“I still think it would be better if Mike were here,” said Wendy. “I spoke to him about twenty minutes ago, so I’m sure he’s nearly here by now.”
“I doubt it,” said Playfair, smiling again. “It took Miss Flava and I fifteen minutes just to hike up from the car-park. Unless Mike lives in the car-park, I’d say he’s still a way away from us. And while we’re standing here talking, who knows what you’ve got the porters doing to the body?”
“The signs say the swimming pool is over there,” said Miss Flava, pointing. There were little white signs with black lettering and arrows indicating directions by each closable door leading off reception. Wendy looked furious.
“Let’s go then,” said Playfair. “When Mike arrives we’ll be at the swimming pool. Unless he takes a half-hour or so, in which case I imagine we’ll be back here again talking to you some more.”
Wendy scowled and glared at computer screen behind the desk. Then she pointedly starting tapping on the keyboard and moving the mouse with sharp, jerky movements, not looking up again. Playfair shrugged as though he had no idea what had caused her bad temper, and led the way through the archway towards the sign indicating the swimming pool.
The room off the reception was flooded with sunlight as the entire side-wall was windows held in slender steel frames. The view, out across the town at the foot of the mountain, and then onto rolling green fields and hills, was spectacular and the kind of thing you expected to see on the cover of shortbread tins. There were fluffy white clouds hovering in the azure sky, and dark shapes that might have been birds of prey.
The room was filled with furniture, to the point of clutter. There were lots of small square tables, around which were invariable four hard-backed chairs. The tables were too small for four people to comfortably eat at, and instead of cutlery, there were pencils at all four corners. Beneath the windows were a couple of bright white sofas, overstuffed and low-seated so that sitting in them was like falling backwards into a cloud. Miss Flava noted that they looked very hard to get up gracefully from, and probably very hard for a lady to sit gracefully on. At the end of the room was a larger table set with the requisite four chairs, and an easel. To the left of the easel was a wooden door with three directional signs attached to the wall, all indicating that beyond the door were the swimming pool, the changing facilities, and the Billiards room.

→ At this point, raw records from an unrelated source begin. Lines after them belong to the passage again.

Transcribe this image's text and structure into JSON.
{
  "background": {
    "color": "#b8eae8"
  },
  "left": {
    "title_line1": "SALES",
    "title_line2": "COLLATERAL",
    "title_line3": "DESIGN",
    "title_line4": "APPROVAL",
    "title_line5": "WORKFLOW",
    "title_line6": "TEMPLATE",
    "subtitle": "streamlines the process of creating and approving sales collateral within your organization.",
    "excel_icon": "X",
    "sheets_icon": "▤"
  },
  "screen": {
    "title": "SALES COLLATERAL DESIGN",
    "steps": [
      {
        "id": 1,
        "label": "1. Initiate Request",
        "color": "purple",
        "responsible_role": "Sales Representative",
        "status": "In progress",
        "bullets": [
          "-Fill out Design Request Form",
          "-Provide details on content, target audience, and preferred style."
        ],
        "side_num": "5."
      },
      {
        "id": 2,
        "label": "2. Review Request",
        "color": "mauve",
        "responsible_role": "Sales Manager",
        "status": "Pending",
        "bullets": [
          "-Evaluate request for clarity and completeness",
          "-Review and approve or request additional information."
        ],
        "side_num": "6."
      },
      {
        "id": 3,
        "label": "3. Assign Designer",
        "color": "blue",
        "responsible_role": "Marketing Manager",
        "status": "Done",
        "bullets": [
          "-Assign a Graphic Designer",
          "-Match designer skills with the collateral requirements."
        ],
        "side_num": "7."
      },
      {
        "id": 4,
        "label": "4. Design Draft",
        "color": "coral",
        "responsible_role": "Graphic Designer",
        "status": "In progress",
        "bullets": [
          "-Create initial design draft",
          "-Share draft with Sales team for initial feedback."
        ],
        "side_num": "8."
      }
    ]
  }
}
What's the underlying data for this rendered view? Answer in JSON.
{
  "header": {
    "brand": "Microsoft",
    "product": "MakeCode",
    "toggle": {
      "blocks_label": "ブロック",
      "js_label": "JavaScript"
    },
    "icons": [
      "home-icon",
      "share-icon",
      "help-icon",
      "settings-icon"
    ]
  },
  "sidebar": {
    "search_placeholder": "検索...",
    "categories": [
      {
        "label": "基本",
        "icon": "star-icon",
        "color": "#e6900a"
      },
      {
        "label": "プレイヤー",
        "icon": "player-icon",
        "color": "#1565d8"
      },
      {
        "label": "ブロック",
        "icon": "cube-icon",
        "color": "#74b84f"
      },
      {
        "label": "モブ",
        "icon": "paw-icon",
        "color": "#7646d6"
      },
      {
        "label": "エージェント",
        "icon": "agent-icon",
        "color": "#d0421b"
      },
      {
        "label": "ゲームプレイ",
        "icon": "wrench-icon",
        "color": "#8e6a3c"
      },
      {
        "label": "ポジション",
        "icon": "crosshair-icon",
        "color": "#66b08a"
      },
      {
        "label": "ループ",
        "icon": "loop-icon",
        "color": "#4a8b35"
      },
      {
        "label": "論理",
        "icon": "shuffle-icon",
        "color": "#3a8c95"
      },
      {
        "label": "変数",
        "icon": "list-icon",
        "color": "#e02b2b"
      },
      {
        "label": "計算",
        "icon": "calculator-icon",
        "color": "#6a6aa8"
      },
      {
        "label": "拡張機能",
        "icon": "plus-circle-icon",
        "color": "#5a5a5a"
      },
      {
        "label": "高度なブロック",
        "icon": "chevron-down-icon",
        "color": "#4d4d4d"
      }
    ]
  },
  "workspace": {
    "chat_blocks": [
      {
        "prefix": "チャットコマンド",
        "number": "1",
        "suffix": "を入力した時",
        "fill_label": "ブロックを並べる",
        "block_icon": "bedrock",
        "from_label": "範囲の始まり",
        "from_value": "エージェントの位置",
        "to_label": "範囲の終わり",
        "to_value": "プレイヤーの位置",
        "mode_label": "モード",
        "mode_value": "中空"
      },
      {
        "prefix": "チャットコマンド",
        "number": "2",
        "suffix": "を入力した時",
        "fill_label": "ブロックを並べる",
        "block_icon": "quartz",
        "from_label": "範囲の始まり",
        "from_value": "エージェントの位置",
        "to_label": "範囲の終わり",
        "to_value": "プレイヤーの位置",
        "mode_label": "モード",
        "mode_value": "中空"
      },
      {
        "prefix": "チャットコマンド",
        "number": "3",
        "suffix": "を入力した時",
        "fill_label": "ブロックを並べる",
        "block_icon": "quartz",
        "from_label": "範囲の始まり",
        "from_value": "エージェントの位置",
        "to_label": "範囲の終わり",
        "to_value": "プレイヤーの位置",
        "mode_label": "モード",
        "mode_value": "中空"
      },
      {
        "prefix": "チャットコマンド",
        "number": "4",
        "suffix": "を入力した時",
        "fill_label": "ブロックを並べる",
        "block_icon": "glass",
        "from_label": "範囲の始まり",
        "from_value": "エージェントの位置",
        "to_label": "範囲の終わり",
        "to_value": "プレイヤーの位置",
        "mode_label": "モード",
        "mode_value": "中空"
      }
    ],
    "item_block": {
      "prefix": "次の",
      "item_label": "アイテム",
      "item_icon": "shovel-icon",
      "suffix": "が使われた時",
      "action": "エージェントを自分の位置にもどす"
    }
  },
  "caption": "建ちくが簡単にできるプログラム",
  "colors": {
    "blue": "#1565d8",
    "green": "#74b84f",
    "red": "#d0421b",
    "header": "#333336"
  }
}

Playfair opened the door, yanking on the handle so hard that it literally flew open and Miss Flava felt the draught of air from it. On the other side was a narrow, beige-carpeted corridor with institutional-green walls and tiny slit windows up near the ceiling to provide daylight. Fluorescent tubes ran the length of the corridor in the dead-centre of the ceiling. Near the other end one was flickering.
Miss Flava closed the door behind her out of a natural sense of tidiness, and as soon as the door clicked shut Playfair spoke.
“She’s lying,” he said.
“Well yes,” said Miss Flava, who’d noticed it as well. “About just about everything if you ask me, but what caught your attention in particular?”
“Bob,” said Playfair, advancing down the corridor. The narrowness of the corridor meant that he could block it by squaring his shoulders and walking down the middle of it, which he was doing. “There’s no way she and Bob were close. I’d say if he ever tried it on with her he went home with a fat lip.”
“Really?” Miss Flava considered Wendy for a moment, and wondered if the woman was really capable of violence. Most were, she admitted, but Wendy didn’t seem the type to hit people. Sarcasm maybe, that seemed to be a given. Or telling lies about them behind their backs. “I was more interested in why they moved the body. Do you think she really called the Board of Directors for advice? It seems… I don’t know, above her station somehow. I don’t see why she’d think to call them at all to be honest.”
“And is Clara dead or not?” asked Playfair. He’d reached the end of the corridor now, where it branched both left and right. The signage indicated that the pool and the changing facilities were to the left, and the Billiards room to the right. “That seems like a very pertinent question.”
“Who’s Clara?” asked Miss Flava. “Left, Playfair, we’re going to the swimming pool.”
Playfair reversed direction. “I suppose the body shouldn’t wait,” he said. “Clara, the owner of the place Clara. Whom the pianist told us was expecting us, and that nurse told us was three years dead. Either this body’s been here a lot longer than we knew about, and Clara died waiting for us to get here, or someone’s got the wrong end of a very sticky stick.”
The corridor widened suddenly, just in time to accommodate double doors with glass panels reinforced with steel mesh. Playfair flung them open like a diva making her entrance on stage, and found himself confronted by another set, through which the swimming pool could be seen, and an archway to the right that led into a tiled area, presumably the start of the changing facilities. He pushed open the second set of double doors and a whiff of chlorine made Miss Flava choke momentarily. When her eyes cleared again the doors were swinging behind Playfair, who was striding over to a man in evening dress lying prone at the side of the pool.